The win marked Tech’s first over a ranked team on the road since beating Maryland in College Park, Maryland, in 2012.

9. Hokies grab gridiron victory at Miami

Tech had lost football games against Duke and at Boston College before heading to Miami to take on the then-No. 14 Hurricanes, so optimism wasn’t exactly abounding in Blacksburg. But Tech’s offense surprisingly stole the show and the Hokies romped to a 42-24 win over the ’Canes.
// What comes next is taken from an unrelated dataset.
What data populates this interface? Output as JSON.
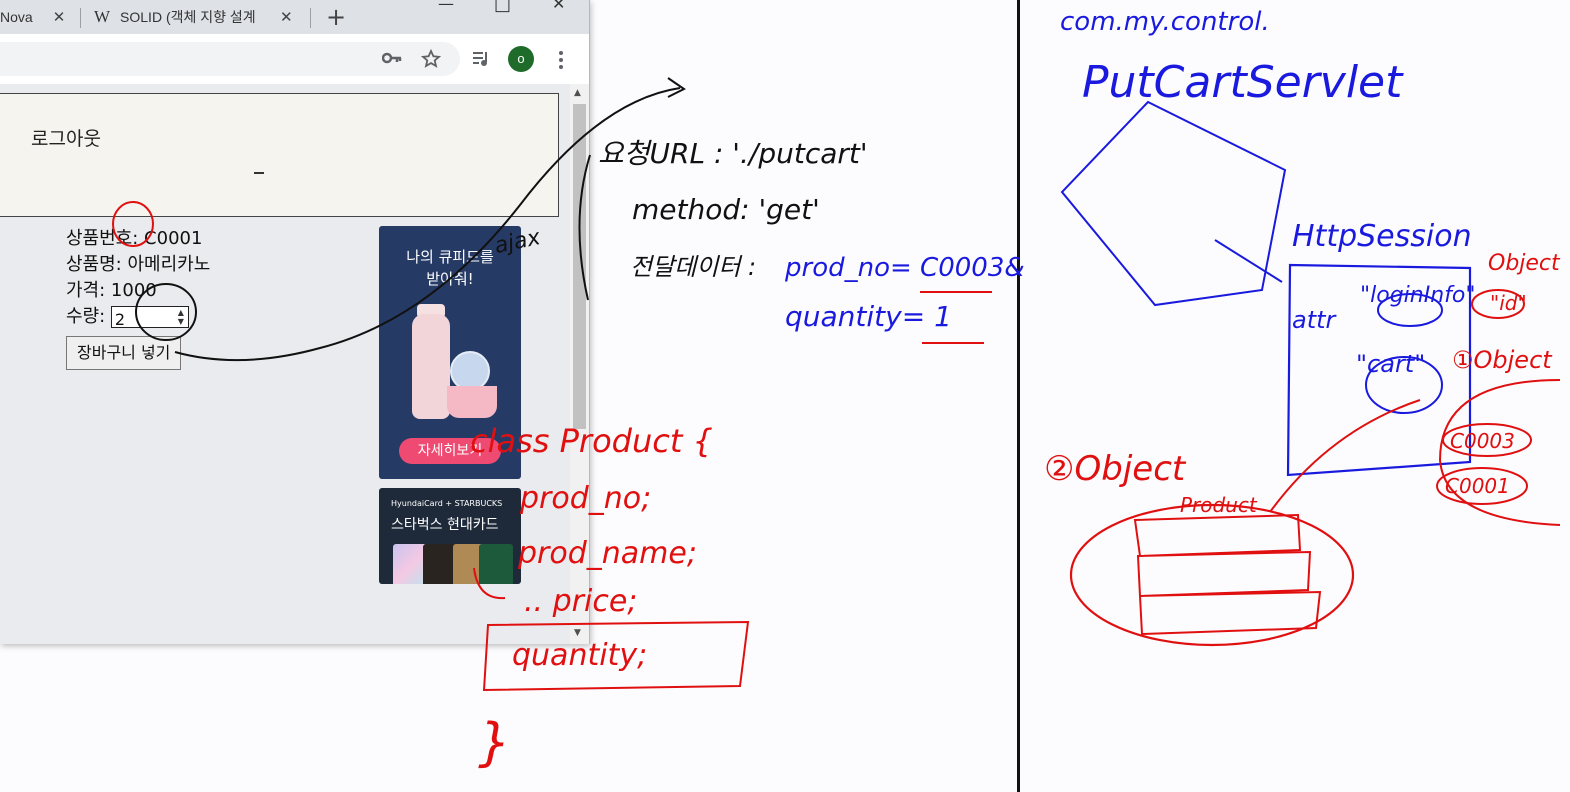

Trey Edmunds ran for 74 yards and four touchdowns and Logan Thomas threw for 366 yards and two scores, as the Hokies racked up a season-high 549 yards. More importantly, Tech did not turn the ball over, and Miami turned it over twice.

Tech beat a top-15 opponent for the first time since 2009 when it beat then-No. 9 Miami 31-7 at Lane Stadium. It beat a top-15 team on the road for the first time since 2006 when it knocked off then-No. 14 Wake Forest 27-6 in Winston-Salem, North Carolina.

10. Tech volleyball beats then-No. 18 FSU

The Virginia Tech volleyball team hadn’t beaten a ranked team in more than three years, but the Hokies ended that streak on Nov. 9 when they knocked off then-No. 18 Florida State. The two teams split the first two sets, but the Hokies won the final two by scores of 25-21 and 25-15.

Seniors Victoria Hamsher and Samantha Gostling combined for 34 of Tech’s 63 kills. Hamsher hit .484 on the attack for the Hokies, with 19 kills and just four errors on 31 attempts. Gostling was also consistent on the attack, with 16 kills and four errors on 39 attempts to hit .308. Juniors Kathryn Caine and LaTasha Samson-Akpan were just shy of the double-digit mark, tallying nine kills each.

Tech’s previous win over a ranked opponent also came against Florida State. In 2010, the Seminoles were ranked 25th, but Tech prevailed in five sets, winning the last one 15-13.